Online shopping is becoming ubiquitous in many parts of the world. The internet today enables retailers to open online and serve customers at any time of the day without the need for them to visit a physical store.
This is especially true in countries like China, the US and the UK, which lead the pack when it comes to e-commerce. Globally, e-commerce is a trillion-dollar industry and online retailing is a major part of it.
Online retailing is a relatively new phenomenon and still a small element of total retailing in Africa. In South Africa, for instance, total online sales in 2016 were estimated at R9bn (US$660m) which was only 1% of total retail sales.
The rapid penetration of internet technologies around the continent provides hope for e-commerce’s continued growth. Firms that want to enter the online retailing market must learn and develop strategies that will help them benefit from this growth.
I undertook a study that looked at various factors that influence customer attitudes towards online stores. It focused on existing online shoppers from South Africa’s Gauteng province, which is the country’s economic powerhouse. There were 201 respondents in the study. All were older than 18 and from the middle- to upper-income groups according to the South African Living Standard Measure. Ninety-eight were men and 103 were women.
The respondents completed a structured questionnaire. They gave answers on a scale from one (strongly disagree) with a statement to five (strongly agree). The customers were asked to have a specific online store in mind when answering the questions.
The findings showed that customers, in general, were positive about the online retail stores they were using. Four main factors influenced their attitudes and intentions to shop at a particular online store again. These were:
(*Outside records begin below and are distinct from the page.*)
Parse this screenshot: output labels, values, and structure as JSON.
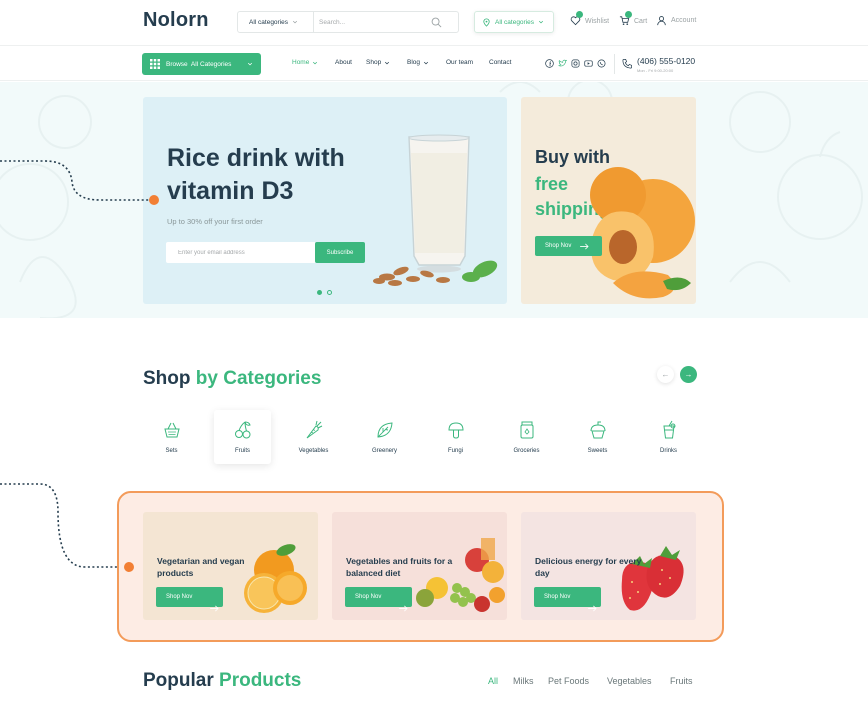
{
  "header": {
    "logo": "Nolorn",
    "search": {
      "category": "All categories",
      "placeholder": "Search..."
    },
    "location": "All categories",
    "actions": {
      "wishlist": "Wishlist",
      "cart": "Cart",
      "account": "Account"
    }
  },
  "nav": {
    "browse": "Browse  All Categories",
    "items": [
      "Home",
      "About",
      "Shop",
      "Blog",
      "Our team",
      "Contact"
    ],
    "phone": "(406) 555-0120",
    "phone_sub": "Mon - Fri 9:00-20:00"
  },
  "hero": {
    "title": "Rice drink with vitamin D3",
    "subtitle": "Up to 30% off your first order",
    "email_placeholder": "Enter your email address",
    "subscribe": "Subscribe"
  },
  "side_banner": {
    "line1": "Buy with",
    "line2": "free shipping",
    "button": "Shop Nov"
  },
  "categories": {
    "title_plain": "Shop",
    "title_highlight": "by Categories",
    "prev_arrow": "←",
    "next_arrow": "→",
    "items": [
      {
        "label": "Sets",
        "icon": "basket-icon",
        "bg": "#e5f3eb"
      },
      {
        "label": "Fruits",
        "icon": "cherry-icon",
        "bg": "#ffffff"
      },
      {
        "label": "Vegetables",
        "icon": "carrot-icon",
        "bg": "#f8ecec"
      },
      {
        "label": "Greenery",
        "icon": "leaf-icon",
        "bg": "#e0f1f6"
      },
      {
        "label": "Fungi",
        "icon": "mushroom-icon",
        "bg": "#f4ede0"
      },
      {
        "label": "Groceries",
        "icon": "jar-icon",
        "bg": "#f5ecec"
      },
      {
        "label": "Sweets",
        "icon": "cupcake-icon",
        "bg": "#e2f2e7"
      },
      {
        "label": "Drinks",
        "icon": "drink-icon",
        "bg": "#edf0f6"
      }
    ]
  },
  "promos": [
    {
      "title": "Vegetarian and vegan products",
      "button": "Shop Nov",
      "bg": "#f4e5d3"
    },
    {
      "title": "Vegetables and fruits for a balanced diet",
      "button": "Shop Nov",
      "bg": "#f6e0da"
    },
    {
      "title": "Delicious energy for every day",
      "button": "Shop Nov",
      "bg": "#f4e4e2"
    }
  ],
  "popular": {
    "title_plain": "Popular",
    "title_highlight": "Products",
    "tabs": [
      "All",
      "Milks",
      "Pet Foods",
      "Vegetables",
      "Fruits"
    ]
  },
  "colors": {
    "accent": "#3bb77e",
    "dark": "#253d4e",
    "callout": "#f27f34"
  }
}
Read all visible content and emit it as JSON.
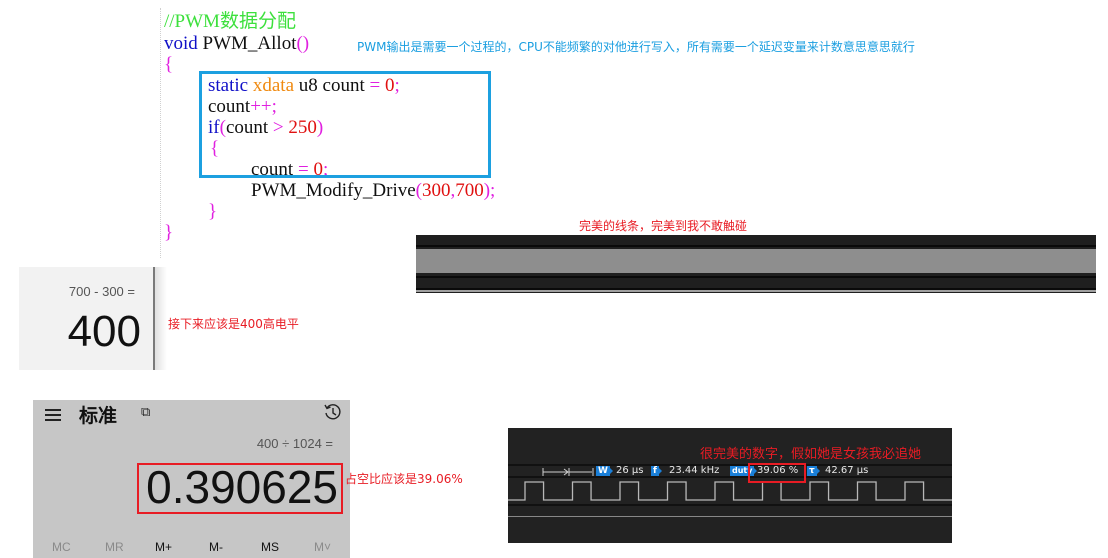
{
  "code": {
    "comment": "//PWM数据分配",
    "func_kw": "void",
    "func_name": " PWM_Allot",
    "func_parens": "()",
    "open_brace": "{",
    "line_static_kw": "static",
    "line_static_type": " xdata",
    "line_static_rest": " u8 count ",
    "line_static_eq": "=",
    "line_static_num": " 0",
    "line_static_semi": ";",
    "line_inc_var": "count",
    "line_inc_op": "++;",
    "line_if_kw": "if",
    "line_if_open": "(",
    "line_if_var": "count ",
    "line_if_op": ">",
    "line_if_num": " 250",
    "line_if_close": ")",
    "inner_open": "{",
    "line_reset_var": "count ",
    "line_reset_eq": "=",
    "line_reset_num": " 0",
    "line_reset_semi": ";",
    "call_name": "PWM_Modify_Drive",
    "call_open": "(",
    "call_arg1": "300",
    "call_comma": ",",
    "call_arg2": "700",
    "call_close": ");",
    "inner_close": "}",
    "close_brace": "}"
  },
  "annotations": {
    "code_note": "PWM输出是需要一个过程的，CPU不能频繁的对他进行写入，所有需要一个延迟变量来计数意思意思就行",
    "line_note": "完美的线条，完美到我不敢触碰",
    "high_level_note": "接下来应该是400高电平",
    "duty_note": "占空比应该是39.06%",
    "analyzer_note": "很完美的数字，假如她是女孩我必追她"
  },
  "calc_small": {
    "expression": "700 - 300 =",
    "result": "400"
  },
  "calc_large": {
    "mode_title": "标准",
    "keep_on_top_glyph": "⧉",
    "expression": "400 ÷ 1024 =",
    "result": "0.390625",
    "memory_buttons": [
      {
        "label": "MC",
        "enabled": false
      },
      {
        "label": "MR",
        "enabled": false
      },
      {
        "label": "M+",
        "enabled": true
      },
      {
        "label": "M-",
        "enabled": true
      },
      {
        "label": "MS",
        "enabled": true
      },
      {
        "label": "M˅",
        "enabled": false
      }
    ]
  },
  "analyzer": {
    "width_badge": "W",
    "width_value": "26 µs",
    "freq_badge": "f",
    "freq_value": "23.44 kHz",
    "duty_badge": "duty",
    "duty_value": "39.06 %",
    "period_badge": "τ",
    "period_value": "42.67 µs",
    "duty_fraction": 0.3906,
    "colors": {
      "badge": "#1a7fd8",
      "highlight": "#e81c24",
      "wave": "#b8b8b8"
    }
  }
}
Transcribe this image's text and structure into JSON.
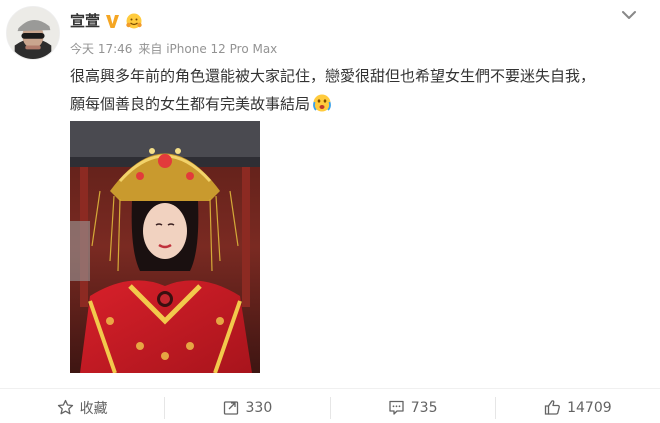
{
  "post": {
    "username": "宣萱",
    "verified_icon": "verified-v-badge-icon",
    "timestamp": "今天 17:46",
    "source": "来自 iPhone 12 Pro Max",
    "text_line1": "很高興多年前的角色還能被大家記住，戀愛很甜但也希望女生們不要迷失自我，",
    "text_line2": "願每個善良的女生都有完美故事結局",
    "image_description_icon": "photo-icon"
  },
  "actions": {
    "favorite_label": "收藏",
    "repost_count": "330",
    "comment_count": "735",
    "like_count": "14709"
  },
  "colors": {
    "accent": "#f5a623",
    "text": "#333333",
    "meta": "#939393",
    "action": "#636363"
  }
}
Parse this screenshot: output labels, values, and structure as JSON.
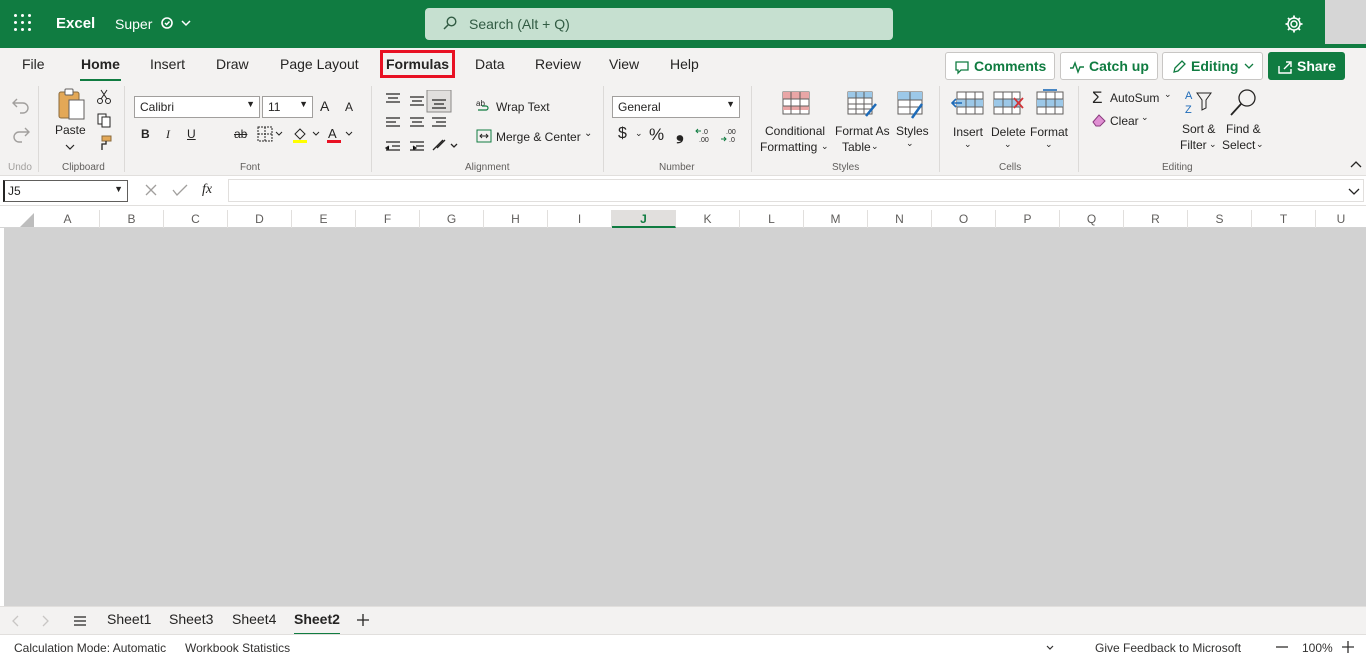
{
  "app": {
    "name": "Excel",
    "document": "Super"
  },
  "search": {
    "placeholder": "Search (Alt + Q)"
  },
  "tabs": [
    "File",
    "Home",
    "Insert",
    "Draw",
    "Page Layout",
    "Formulas",
    "Data",
    "Review",
    "View",
    "Help"
  ],
  "active_tab": "Home",
  "highlighted_tab": "Formulas",
  "actions": {
    "comments": "Comments",
    "catch_up": "Catch up",
    "editing": "Editing",
    "share": "Share"
  },
  "ribbon": {
    "undo_label": "Undo",
    "clipboard": {
      "paste": "Paste",
      "group": "Clipboard"
    },
    "font": {
      "name": "Calibri",
      "size": "11",
      "group": "Font",
      "bold": "B",
      "italic": "I",
      "underline": "U",
      "strike": "ab",
      "grow": "A",
      "shrink": "A"
    },
    "alignment": {
      "wrap": "Wrap Text",
      "merge": "Merge & Center",
      "group": "Alignment"
    },
    "number": {
      "format": "General",
      "currency": "$",
      "percent": "%",
      "comma": "❟",
      "group": "Number"
    },
    "styles": {
      "conditional_1": "Conditional",
      "conditional_2": "Formatting",
      "format_table_1": "Format As",
      "format_table_2": "Table",
      "styles": "Styles",
      "group": "Styles"
    },
    "cells": {
      "insert": "Insert",
      "delete": "Delete",
      "format": "Format",
      "group": "Cells"
    },
    "editing": {
      "autosum": "AutoSum",
      "clear": "Clear",
      "sort_1": "Sort &",
      "sort_2": "Filter",
      "find_1": "Find &",
      "find_2": "Select",
      "group": "Editing"
    }
  },
  "formula_bar": {
    "cell_ref": "J5",
    "fx": "fx"
  },
  "columns": [
    "A",
    "B",
    "C",
    "D",
    "E",
    "F",
    "G",
    "H",
    "I",
    "J",
    "K",
    "L",
    "M",
    "N",
    "O",
    "P",
    "Q",
    "R",
    "S",
    "T",
    "U"
  ],
  "selected_column": "J",
  "sheets": [
    "Sheet1",
    "Sheet3",
    "Sheet4",
    "Sheet2"
  ],
  "active_sheet": "Sheet2",
  "status": {
    "calc_mode": "Calculation Mode: Automatic",
    "workbook_stats": "Workbook Statistics",
    "feedback": "Give Feedback to Microsoft",
    "zoom": "100%"
  },
  "colors": {
    "brand": "#107c41",
    "highlight": "#e81123",
    "grid_bg": "#d2d2d2"
  }
}
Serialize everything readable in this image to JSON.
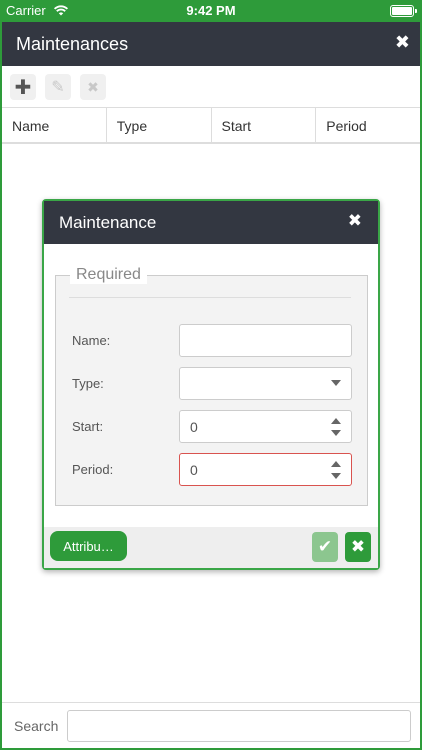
{
  "status_bar": {
    "carrier": "Carrier",
    "time": "9:42 PM"
  },
  "window": {
    "title": "Maintenances",
    "toolbar": {
      "add_icon": "plus-icon",
      "edit_icon": "pencil-icon",
      "delete_icon": "close-icon"
    },
    "columns": [
      "Name",
      "Type",
      "Start",
      "Period"
    ],
    "search": {
      "label": "Search",
      "value": ""
    }
  },
  "dialog": {
    "title": "Maintenance",
    "section": "Required",
    "fields": {
      "name": {
        "label": "Name:",
        "value": ""
      },
      "type": {
        "label": "Type:",
        "value": ""
      },
      "start": {
        "label": "Start:",
        "value": "0"
      },
      "period": {
        "label": "Period:",
        "value": "0"
      }
    },
    "footer": {
      "attributes_label": "Attribu…"
    }
  },
  "colors": {
    "accent": "#2e9b3a",
    "header": "#333741",
    "invalid": "#d9534f"
  }
}
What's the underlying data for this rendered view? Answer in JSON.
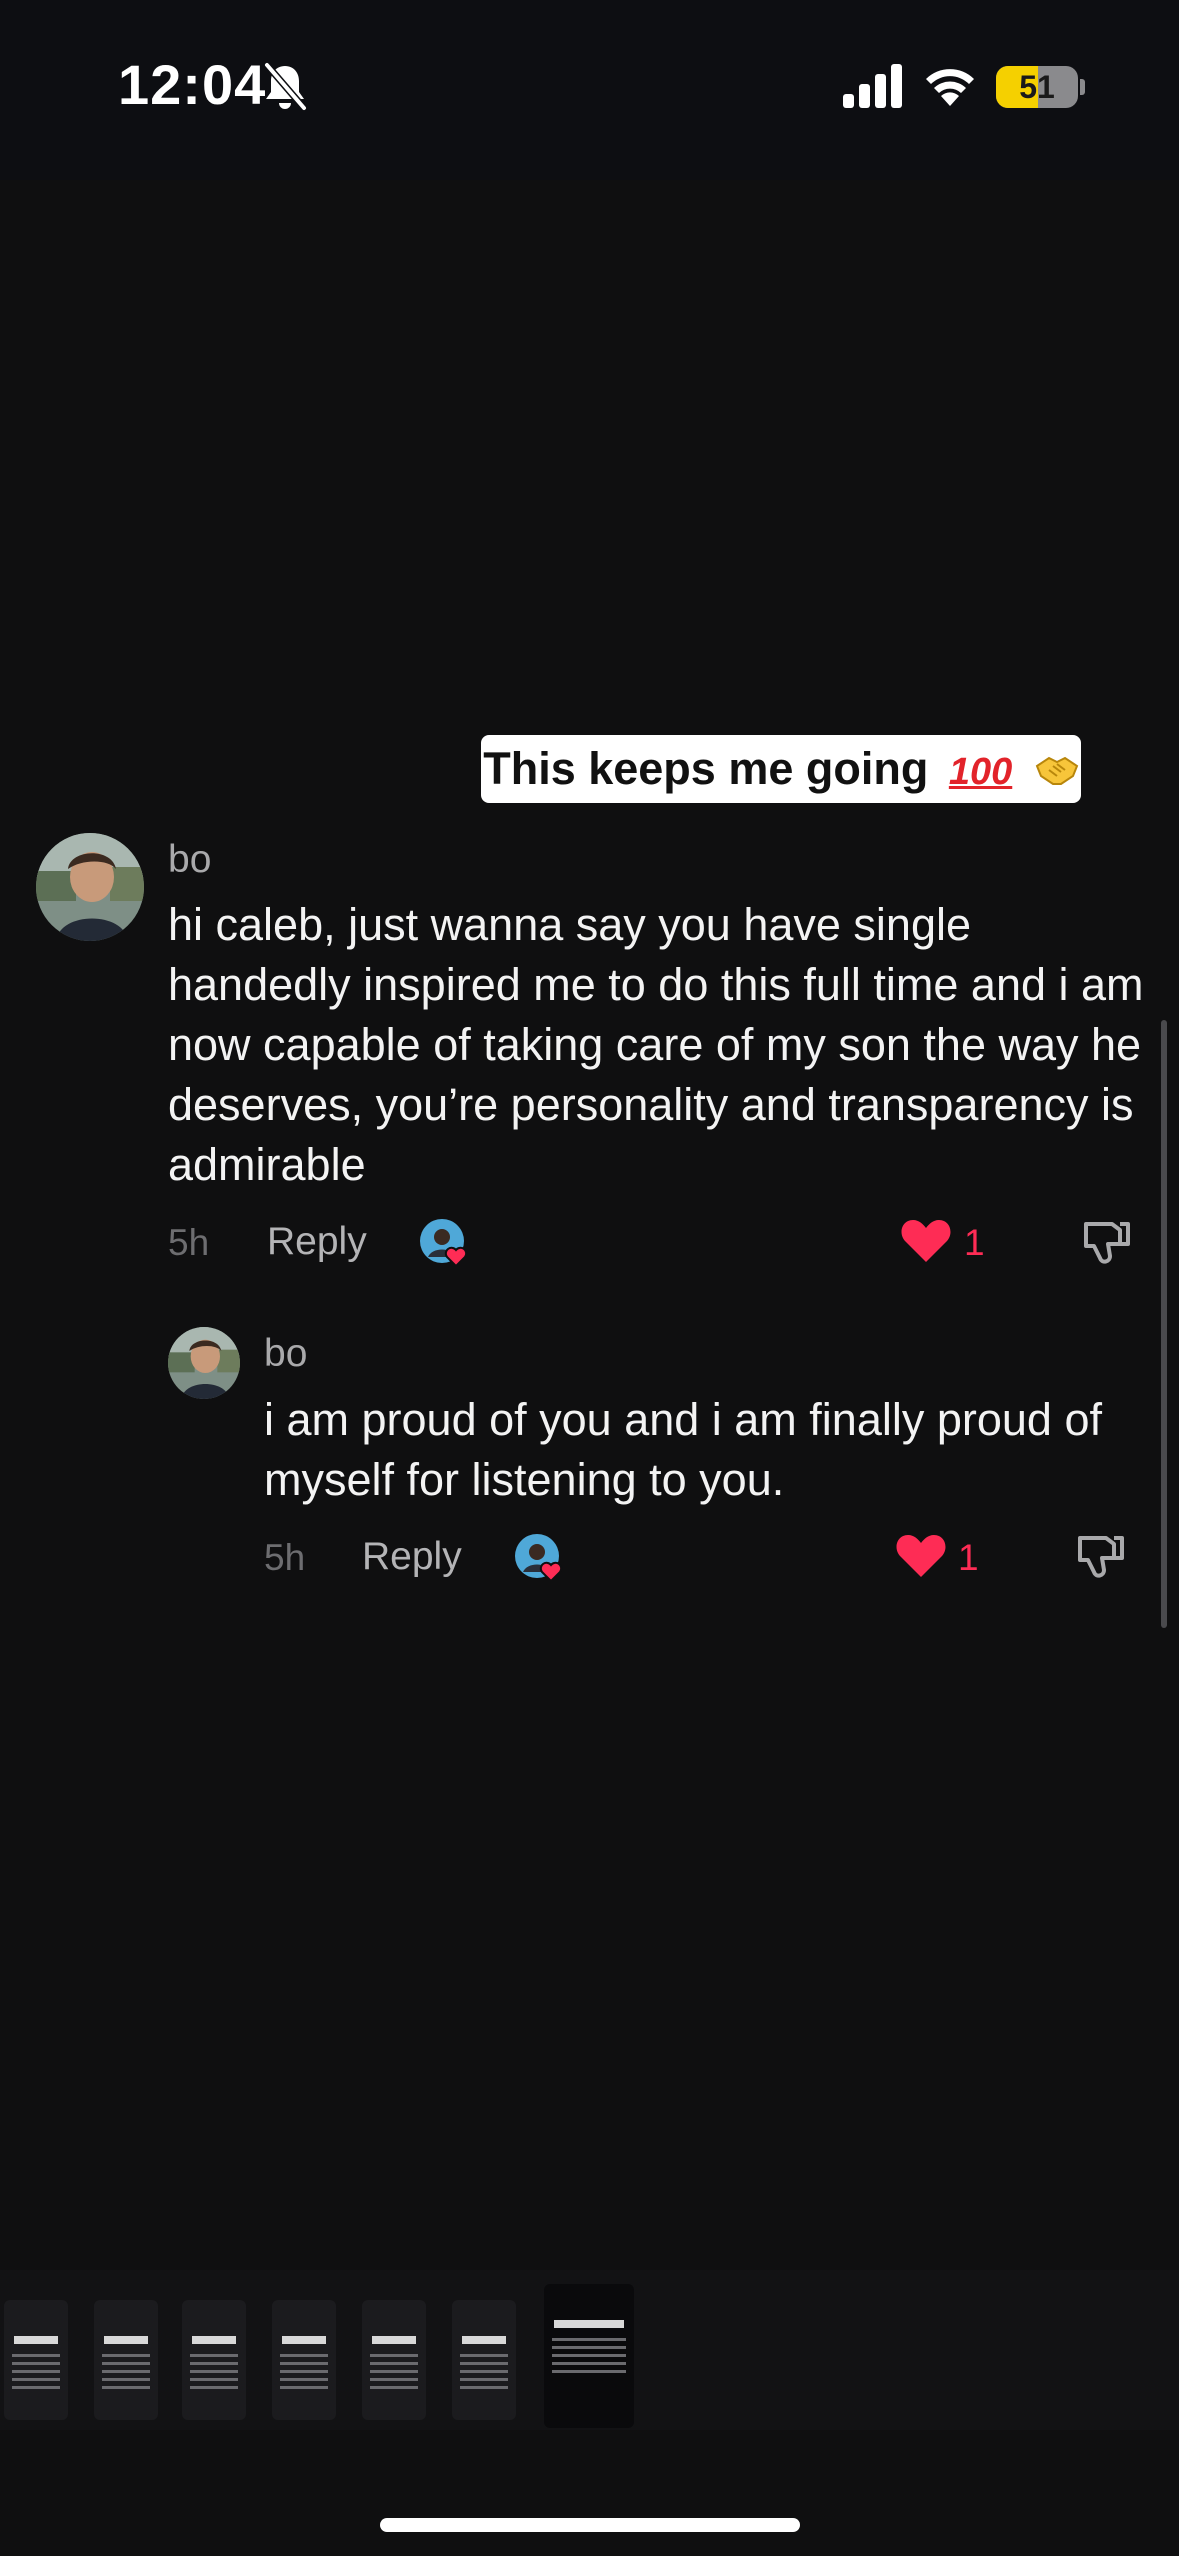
{
  "status_bar": {
    "time": "12:04",
    "battery": "51",
    "battery_level": 0.51,
    "icons": [
      "bell-slash-icon",
      "cellular-signal-icon",
      "wifi-icon",
      "battery-icon"
    ]
  },
  "caption": {
    "text": "This keeps me going",
    "emoji_1": "100-points-emoji",
    "emoji_2": "handshake-emoji"
  },
  "comments": [
    {
      "username": "bo",
      "text": "hi caleb, just wanna say you have single handedly inspired me to do this full time and i am now capable of taking care of my son the way he deserves, you’re personality and transparency is admirable",
      "time": "5h",
      "reply_label": "Reply",
      "like_count": "1",
      "creator_liked": true
    },
    {
      "username": "bo",
      "text": "i am proud of you and i am finally proud of myself for listening to you.",
      "time": "5h",
      "reply_label": "Reply",
      "like_count": "1",
      "creator_liked": true
    }
  ],
  "colors": {
    "background": "#0f0f10",
    "like_red": "#fe2c55",
    "battery_yellow": "#f5d000"
  },
  "thumbnails": {
    "count": 7,
    "active_index": 6
  }
}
1. Store offerings: Denoted by the choice of products and the price at which the products are offered, this emerged as the main source of customer value associated with a store. Customers rate an online store’s offering as high when they are happy with the type and quality of products on offer as well as the price at which these are offered.
2. Navigation aids: This refers to website elements that help shoppers to easily find what they are looking for. Navigation aids can make online store visits easy and encourage shoppers to take desirable action like visiting more pages associated with an online store and purchasing products. Examples of online store navigation aids include a good site map, a FAQ (frequently asked questions) section and a built-in search facility.
3. Security concerns: Online shopping entails sharing of personal information, including credit card details, and many respondents were anxious about the security of such information. They worry about data breaches and the possibility of their personal information ending up in the hands of hackers or other unauthorised people.
4. Fulfilment reliability: This refers to dependability in the way in which online shopping orders are processed. It is about having the right products delivered to customers within stipulated time frames.
Implications for retailers
Online retailers need to realise that not everyone who has access to the internet is a potential customer. Segmentation and target marketing is key to ensuring that customers are satisfied with an online store’s offering. When this is properly done, it will help an online store to stock products and implement pricing strategies that will have high appeal to the target market.
It’s also important to give serious attention to online store design issues. They need to provide good navigation aids to facilitate the provision of access and search convenience. Ease of navigation is critical to enhancing any online customer’s shopping experience.
Thirdly, online retailers need to appreciate that their customers are likely to have some security concerns. Online retailers have a duty to help ensure their customers’ security by keeping up to date with technological developments in this area and using the best security systems available.
The study’s findings about order fulfilment show how important it is to invest in a good order processing system. Customers need a clear indication of when they can expect their orders. If there are any delays customers must be informed in good time to quell their anxiety. Online retailers should invest in order tracking services so customers can easily follow the progress of their orders.
It is worth noting that focusing on these four factors – store offerings, navigation aids, security concerns and reliability in order fulfilment – can encourage customers to repurchase from the same store. Any online retailer must work not just to acquire new customers, but to retain existing ones.
Limitations and future studies
All these findings must be understood bearing in mind that the study had some limitations.
It was based on a sample of respondents drawn from Gauteng, which is South Africa’s most urbanised province. This means the findings may not be generalised to all parts of the country.
Secondly, it looked at online stores in general rather than those in a particular industry. This means that any industry differences in factors that influence attitude towards online stores could not be established.
Future studies may include samples drawn from different parts of the country or the continent as well as aim at establishing industry differences or similarities by focusing on retailing within a single or a few industries.
Prof. Mercy Mpinganjira is the Director of the School of Consumer Intelligence and Information Systems, University of Johannesburg. This article was originally published by The Conversation.